Jackfruit Is Everywhere Now—But What Exactly Is It?

If you don’t know jack about jackfruit, it’s time to learn everything you ever wanted to know: What it is, what it tastes like, where to get it, and more.

Every product is independently selected by our editors. If you buy something through our links, we may earn an affiliate commission.

Take a walk down the produce aisle and you may spot a light green, oval-shaped, nubby fruit. While every fruit is distinctive, this one in particular is hard to ignore. The jackfruit, which is native to southeast Asia as well as parts of India, Jamaica, and South America, is fast becoming a popular meat substitute in vegan diets and vegetarian meals. From pulled “pork” sandwiches to desserts, jackfruit has proven to be a versatile plant that both meat-eaters and non-meat eaters alike can appreciate. Here’s what you need to know about this trendy tropical fruit—and find out other exotic fruits you need to add to your diet, too.

What is jackfruit?

Jackfruit is “a medium-sized fruit with small bumps on it…that can be eaten cooked or raw,” Jamie Hickey, a nutritionist, personal trainer, and founder of Truism Fitness, told Reader’s Digest. It grows on jack trees, which are indigenous to southeast Asia and are related to other trees like fig and mulberry.

What does jackfruit taste like?

Jackfruit doesn’t have an overwhelmingly strong taste. It’s been described as “sweet” or “neutral,” but it’s more the texture that’s distinctive. “Since it has a meaty texture when cooked, it makes for an ideal swap for certain meat-based recipes,” Hickey says. The texture is comparable to shredded meat, pulled pork in particular, which is why pulled “pork” sandwiches are one of the most popular jackfruit recipes. Learn how another trendy meat substitute, the Impossible Burger, compares.

But, while its use as a substitute for pulled pork or taco meat is its most popular, don’t let that limit how you eat it. Amanda A. Kostro Miller, an advisor for Smart Healthy Living, adds that “jackfruit tends to soak up whatever flavoring is added to it,” so go ahead and try out all sorts of different flavors.
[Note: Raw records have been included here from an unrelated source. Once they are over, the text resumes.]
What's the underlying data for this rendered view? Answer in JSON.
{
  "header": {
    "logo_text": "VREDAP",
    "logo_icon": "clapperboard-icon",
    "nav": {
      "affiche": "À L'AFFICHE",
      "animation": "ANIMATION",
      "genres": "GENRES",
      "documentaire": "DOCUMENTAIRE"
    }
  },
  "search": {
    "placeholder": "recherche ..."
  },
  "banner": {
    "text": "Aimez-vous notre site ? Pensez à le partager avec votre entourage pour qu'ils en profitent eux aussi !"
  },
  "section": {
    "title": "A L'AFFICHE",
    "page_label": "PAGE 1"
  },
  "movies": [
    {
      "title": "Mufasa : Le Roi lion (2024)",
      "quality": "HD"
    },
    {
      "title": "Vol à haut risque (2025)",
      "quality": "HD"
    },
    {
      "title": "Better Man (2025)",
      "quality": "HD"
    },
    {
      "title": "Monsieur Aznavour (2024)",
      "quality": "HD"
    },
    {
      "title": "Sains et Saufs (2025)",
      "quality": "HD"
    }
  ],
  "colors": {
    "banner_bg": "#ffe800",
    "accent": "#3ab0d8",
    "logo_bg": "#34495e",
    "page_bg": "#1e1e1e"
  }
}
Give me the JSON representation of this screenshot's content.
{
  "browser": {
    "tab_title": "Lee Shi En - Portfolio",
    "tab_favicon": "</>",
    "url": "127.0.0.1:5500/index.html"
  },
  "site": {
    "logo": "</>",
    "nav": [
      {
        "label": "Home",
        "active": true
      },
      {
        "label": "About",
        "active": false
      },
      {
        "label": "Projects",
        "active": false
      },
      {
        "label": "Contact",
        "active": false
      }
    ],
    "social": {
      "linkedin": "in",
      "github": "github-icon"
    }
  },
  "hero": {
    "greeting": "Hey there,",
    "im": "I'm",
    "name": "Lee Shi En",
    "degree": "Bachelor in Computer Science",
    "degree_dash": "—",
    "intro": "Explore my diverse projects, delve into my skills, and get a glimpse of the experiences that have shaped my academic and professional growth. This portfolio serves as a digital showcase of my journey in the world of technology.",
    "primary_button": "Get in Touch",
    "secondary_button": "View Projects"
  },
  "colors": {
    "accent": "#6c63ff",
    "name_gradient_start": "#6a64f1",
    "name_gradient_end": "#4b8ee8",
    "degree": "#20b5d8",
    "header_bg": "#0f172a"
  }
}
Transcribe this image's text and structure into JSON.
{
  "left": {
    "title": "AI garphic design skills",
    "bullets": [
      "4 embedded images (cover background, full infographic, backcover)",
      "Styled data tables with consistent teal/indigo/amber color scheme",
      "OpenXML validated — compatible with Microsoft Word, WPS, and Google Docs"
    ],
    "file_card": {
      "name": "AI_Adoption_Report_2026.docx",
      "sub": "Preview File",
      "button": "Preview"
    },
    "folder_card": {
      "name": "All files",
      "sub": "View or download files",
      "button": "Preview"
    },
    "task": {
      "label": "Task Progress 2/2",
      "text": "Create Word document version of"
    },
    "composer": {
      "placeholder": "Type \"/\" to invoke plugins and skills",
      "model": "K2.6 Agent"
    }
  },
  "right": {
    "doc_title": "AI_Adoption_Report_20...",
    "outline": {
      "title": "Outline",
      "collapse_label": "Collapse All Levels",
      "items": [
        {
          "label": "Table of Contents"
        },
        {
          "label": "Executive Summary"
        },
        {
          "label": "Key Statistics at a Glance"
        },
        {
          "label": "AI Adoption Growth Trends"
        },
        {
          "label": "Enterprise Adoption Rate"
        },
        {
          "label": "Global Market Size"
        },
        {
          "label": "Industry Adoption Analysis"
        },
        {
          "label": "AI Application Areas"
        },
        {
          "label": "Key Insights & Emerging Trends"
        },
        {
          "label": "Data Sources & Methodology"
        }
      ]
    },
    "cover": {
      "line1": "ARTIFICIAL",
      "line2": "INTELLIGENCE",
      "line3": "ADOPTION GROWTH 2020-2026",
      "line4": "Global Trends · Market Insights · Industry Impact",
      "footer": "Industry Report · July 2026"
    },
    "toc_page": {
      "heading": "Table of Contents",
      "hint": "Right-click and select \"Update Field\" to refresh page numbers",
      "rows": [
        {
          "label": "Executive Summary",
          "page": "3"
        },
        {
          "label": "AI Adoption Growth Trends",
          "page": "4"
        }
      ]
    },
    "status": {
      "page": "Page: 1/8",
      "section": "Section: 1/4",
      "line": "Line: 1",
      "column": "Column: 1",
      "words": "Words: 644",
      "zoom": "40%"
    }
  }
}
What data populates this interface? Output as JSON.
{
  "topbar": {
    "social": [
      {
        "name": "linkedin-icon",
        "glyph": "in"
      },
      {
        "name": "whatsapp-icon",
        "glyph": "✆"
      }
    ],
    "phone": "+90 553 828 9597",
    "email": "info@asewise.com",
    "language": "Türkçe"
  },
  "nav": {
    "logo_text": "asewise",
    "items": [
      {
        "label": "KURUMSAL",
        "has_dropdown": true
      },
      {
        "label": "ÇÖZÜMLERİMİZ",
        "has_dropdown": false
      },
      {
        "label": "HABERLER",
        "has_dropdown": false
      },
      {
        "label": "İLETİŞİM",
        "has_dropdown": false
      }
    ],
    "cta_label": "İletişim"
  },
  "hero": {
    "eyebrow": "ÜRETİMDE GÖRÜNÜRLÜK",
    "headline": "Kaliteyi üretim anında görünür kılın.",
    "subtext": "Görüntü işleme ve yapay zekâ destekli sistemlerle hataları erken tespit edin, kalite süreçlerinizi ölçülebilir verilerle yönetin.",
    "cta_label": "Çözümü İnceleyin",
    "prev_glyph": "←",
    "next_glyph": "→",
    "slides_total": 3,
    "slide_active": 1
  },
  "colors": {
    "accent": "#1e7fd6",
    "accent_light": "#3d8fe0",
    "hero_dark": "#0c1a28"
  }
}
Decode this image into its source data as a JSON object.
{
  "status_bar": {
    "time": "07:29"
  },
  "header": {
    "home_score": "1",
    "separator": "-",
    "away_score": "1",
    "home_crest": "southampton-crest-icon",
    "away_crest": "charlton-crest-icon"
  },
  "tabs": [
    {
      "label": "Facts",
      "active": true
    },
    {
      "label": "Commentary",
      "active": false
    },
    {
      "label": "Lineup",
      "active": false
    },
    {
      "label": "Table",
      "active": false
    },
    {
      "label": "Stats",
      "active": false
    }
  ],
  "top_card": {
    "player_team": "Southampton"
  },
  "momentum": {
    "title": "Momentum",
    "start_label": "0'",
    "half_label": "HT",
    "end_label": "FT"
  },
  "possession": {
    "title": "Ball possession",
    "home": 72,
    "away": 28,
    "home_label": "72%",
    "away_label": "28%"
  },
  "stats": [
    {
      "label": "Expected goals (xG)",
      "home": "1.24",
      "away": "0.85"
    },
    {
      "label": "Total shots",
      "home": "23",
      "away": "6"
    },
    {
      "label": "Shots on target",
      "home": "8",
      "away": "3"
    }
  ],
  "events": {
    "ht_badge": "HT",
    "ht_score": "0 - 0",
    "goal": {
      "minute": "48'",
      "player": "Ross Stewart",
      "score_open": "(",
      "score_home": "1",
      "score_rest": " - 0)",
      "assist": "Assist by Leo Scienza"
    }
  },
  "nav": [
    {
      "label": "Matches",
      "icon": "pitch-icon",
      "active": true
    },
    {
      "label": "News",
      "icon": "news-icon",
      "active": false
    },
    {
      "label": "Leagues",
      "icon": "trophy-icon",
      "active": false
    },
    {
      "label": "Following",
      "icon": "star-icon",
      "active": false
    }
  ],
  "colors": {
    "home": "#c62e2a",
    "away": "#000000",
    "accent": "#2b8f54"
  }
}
Add some umami, cajun seasoning, taco seasoning…the list goes on.

Is jackfruit healthy?

Jackfruits pack in a lot of nutrition. They’re high in protein (with 2.8 grams per cup of sliced fruit), plus calcium, magnesium, vitamin A, and potassium. They’re also rich in energy and dietary fiber and free from saturated fats or cholesterol. In some regions, jackfruits have even been used to treat conditions such as hypertension, diabetes, diarrhea, tuberculosis, fever, and liver cirrhosis.

Its meaty texture and health content make it seem like a surefire replacement for meat. But, while its texture can mimic meat, nutritionists do advise against substituting it for meat entirely. “When compared to other fruit, jackfruit is higher in protein; however, when compared to meat, it is low in protein,” explains Miller. It unfortunately lacks some of the amino acids present in meat. If you’re vegetarian or vegan, you know that it can be a challenge to get adequate protein. Consider eating jackfruits in conjunction with these other great sources of plant-based protein to meet your daily quota for good health.

Where to buy jackfruit

Jackfruit used to be pretty rare in Western grocery stores, but as it has gained popularity and demand has grown, more and more grocery stores are stocking it. “The best places to find jackfruit would be Trader Joe’s, Whole Foods, Amazon, Thrivemarket, and Asian specialty markets,” says Hickey.

While shopping, you may see two seemingly different types of jackfruit, but it’s the same fruit—only one is mature and the other is young. The young jackfruit is sweet and crunchy, and the older version is usually softer and tastes less sweet. You may also find young jackfruit is sold in cans. Vegan chef and owner of Community Cafe in St. Petersburg Florida, Mandy Keyes, suggests opting for the younger version if you plan on cooking savory meals. “We found that young jackfruit in a can is much easier to work with,” she says. However, Miller reminds would-be jackfruit shoppers that “sometimes it is canned in brine or syrup, so make sure you buy a product that is correct for the dish you want to make—and in line with a healthy diet.” Unfortunately, sweet syrup can seriously counteract the nutrition content of fruit.

Once you’ve got your hands on some jackfruit, it’s time to try out these tasty jackfruit recipes, from flatbread to pot pie.

Let’s block ads! (Why?)

Reader's Digest

Leave a Reply

Your email address will not be published. Required fields are marked *